A neo-Nazi who then became a radical Islamist faces trial in Germany over alleged plans to bomb police and soldiers. Three other defendants stand accused of aiding and abetting the plans.
The trial of an alleged neo-Nazi turned so-called "Islamic State” (IS) supporter begins on Wednesday in the German state of Lower Saxony.
Prosecutors accuse Sasha L. of planning to bomb police and soldiers by luring them into a trap. Three other defendants – Afghan, Turkish and German nationals – also stand accused of aiding and abetting the 26-year-old German.

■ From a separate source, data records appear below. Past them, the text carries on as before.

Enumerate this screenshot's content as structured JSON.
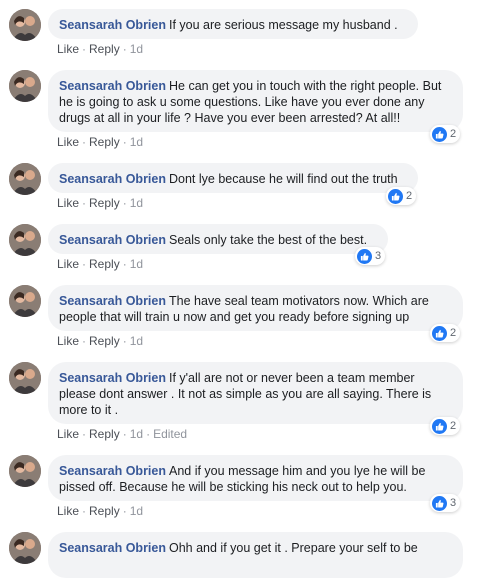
{
  "colors": {
    "author": "#385898",
    "bubble": "#f2f3f5",
    "like_badge": "#2078f4",
    "meta": "#606770"
  },
  "comments": [
    {
      "author": "Seansarah Obrien",
      "text": "If you are serious message my husband .",
      "actions": {
        "like": "Like",
        "reply": "Reply",
        "time": "1d",
        "edited": ""
      },
      "reaction_icon": "like-icon",
      "reaction_count": ""
    },
    {
      "author": "Seansarah Obrien",
      "text": "He can get you in touch with the right people. But he is going to ask u some questions. Like have you ever done any drugs at all in your life ? Have you ever been arrested? At all!!",
      "actions": {
        "like": "Like",
        "reply": "Reply",
        "time": "1d",
        "edited": ""
      },
      "reaction_icon": "like-icon",
      "reaction_count": "2"
    },
    {
      "author": "Seansarah Obrien",
      "text": "Dont lye because he will find out the truth",
      "actions": {
        "like": "Like",
        "reply": "Reply",
        "time": "1d",
        "edited": ""
      },
      "reaction_icon": "like-icon",
      "reaction_count": "2"
    },
    {
      "author": "Seansarah Obrien",
      "text": "Seals only take the best of the best.",
      "actions": {
        "like": "Like",
        "reply": "Reply",
        "time": "1d",
        "edited": ""
      },
      "reaction_icon": "like-icon",
      "reaction_count": "3"
    },
    {
      "author": "Seansarah Obrien",
      "text": "The have seal team motivators now. Which are people that will train u now and get you ready before signing up",
      "actions": {
        "like": "Like",
        "reply": "Reply",
        "time": "1d",
        "edited": ""
      },
      "reaction_icon": "like-icon",
      "reaction_count": "2"
    },
    {
      "author": "Seansarah Obrien",
      "text": "If y'all are not or never been a team member please dont answer . It not as simple as you are all saying. There is more to it .",
      "actions": {
        "like": "Like",
        "reply": "Reply",
        "time": "1d",
        "edited": "Edited"
      },
      "reaction_icon": "like-icon",
      "reaction_count": "2"
    },
    {
      "author": "Seansarah Obrien",
      "text": "And if you message him and you lye he will be pissed off. Because he will be sticking his neck out to help you.",
      "actions": {
        "like": "Like",
        "reply": "Reply",
        "time": "1d",
        "edited": ""
      },
      "reaction_icon": "like-icon",
      "reaction_count": "3"
    },
    {
      "author": "Seansarah Obrien",
      "text": "Ohh and if you get it . Prepare your self to be",
      "actions": {
        "like": "",
        "reply": "",
        "time": "",
        "edited": ""
      },
      "reaction_icon": "",
      "reaction_count": ""
    }
  ]
}
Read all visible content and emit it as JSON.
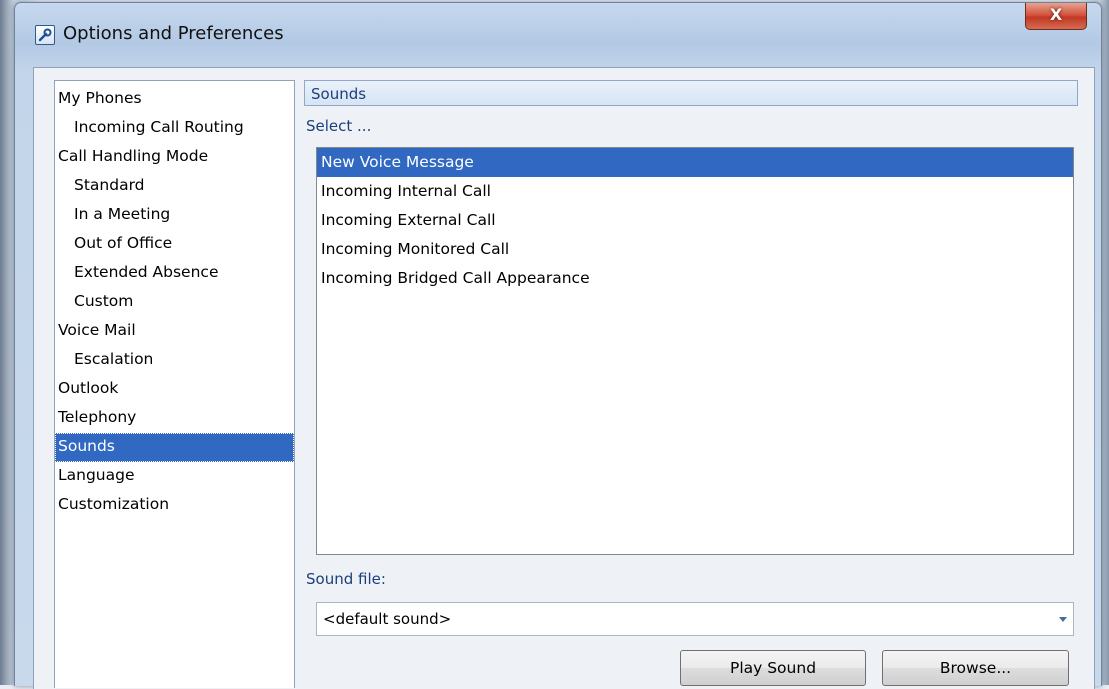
{
  "window": {
    "title": "Options and Preferences",
    "close_label": "X"
  },
  "nav": {
    "items": [
      {
        "label": "My Phones",
        "level": 0
      },
      {
        "label": "Incoming Call Routing",
        "level": 1
      },
      {
        "label": "Call Handling Mode",
        "level": 0
      },
      {
        "label": "Standard",
        "level": 1
      },
      {
        "label": "In a Meeting",
        "level": 1
      },
      {
        "label": "Out of Office",
        "level": 1
      },
      {
        "label": "Extended Absence",
        "level": 1
      },
      {
        "label": "Custom",
        "level": 1
      },
      {
        "label": "Voice Mail",
        "level": 0
      },
      {
        "label": "Escalation",
        "level": 1
      },
      {
        "label": "Outlook",
        "level": 0
      },
      {
        "label": "Telephony",
        "level": 0
      },
      {
        "label": "Sounds",
        "level": 0
      },
      {
        "label": "Language",
        "level": 0
      },
      {
        "label": "Customization",
        "level": 0
      }
    ],
    "selected": "Sounds"
  },
  "sounds": {
    "header": "Sounds",
    "select_label": "Select ...",
    "events": [
      "New Voice Message",
      "Incoming Internal Call",
      "Incoming External Call",
      "Incoming Monitored Call",
      "Incoming Bridged Call Appearance"
    ],
    "selected_event": "New Voice Message",
    "sound_file_label": "Sound file:",
    "sound_file_value": "<default sound>",
    "play_button": "Play Sound",
    "browse_button": "Browse..."
  },
  "colors": {
    "selection": "#3068c2",
    "header_text": "#1c3f7a",
    "close_button": "#c13a24"
  }
}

Sasha L. was arrested in February after police raided his apartment in Northeim, Lower Saxony, where they found materials for a self-made explosive device. Some of the materials to be used in the bomb were bought over the internet and intercepted by police.
Before swearing allegiance to the IS terror group in videos, Sasha L. had been active in the neo-Nazi scene in Berlin, according to the indictment. On a YouTube channel authorities attribute to him, Sasha L. posted videos against Muslims, migrants and anti-fascist groups, Der Spiegel reported in February.
Three other defendants
He is reported to have then quickly converted to radical Islam around 2014 when he moved to Northeim. At one point, authorities became aware of Sasha L. when he allegedly tried to join an "aid convoy" from the German state of North Rhine-Westphalia to Syria, northern German broadcaster NDR reported.
Investigators initially believed Sasha L. acted alone, but they later honed in on 27-year-old Afghan Masie S. and 28-year-old Turkish national Alpazlan Ü. They are accused of inciting Sasha L. over Islamist internet chat sites and providing him money.
A third defendant, 21-year-old German national Wladislav S., comes from the right-wing scene. Police became aware of his role after they found videos on Sasha L.'s computer that were allegedly made by the 21-year-old, who at one point stayed at the main suspect's home, NDR reported.
Investigators believe Wladislav S. and Sasha L. were bound together by a shared anti-Semitism. The two are alleged to have called German and American soldiers "servants of the Jews" and were willing to go so far as to engage in violence, NDR cited prosecutors as saying.
Prosecutors plan to bring in more than 30 witnesses and experts during the trial, which is currently scheduled to run until December.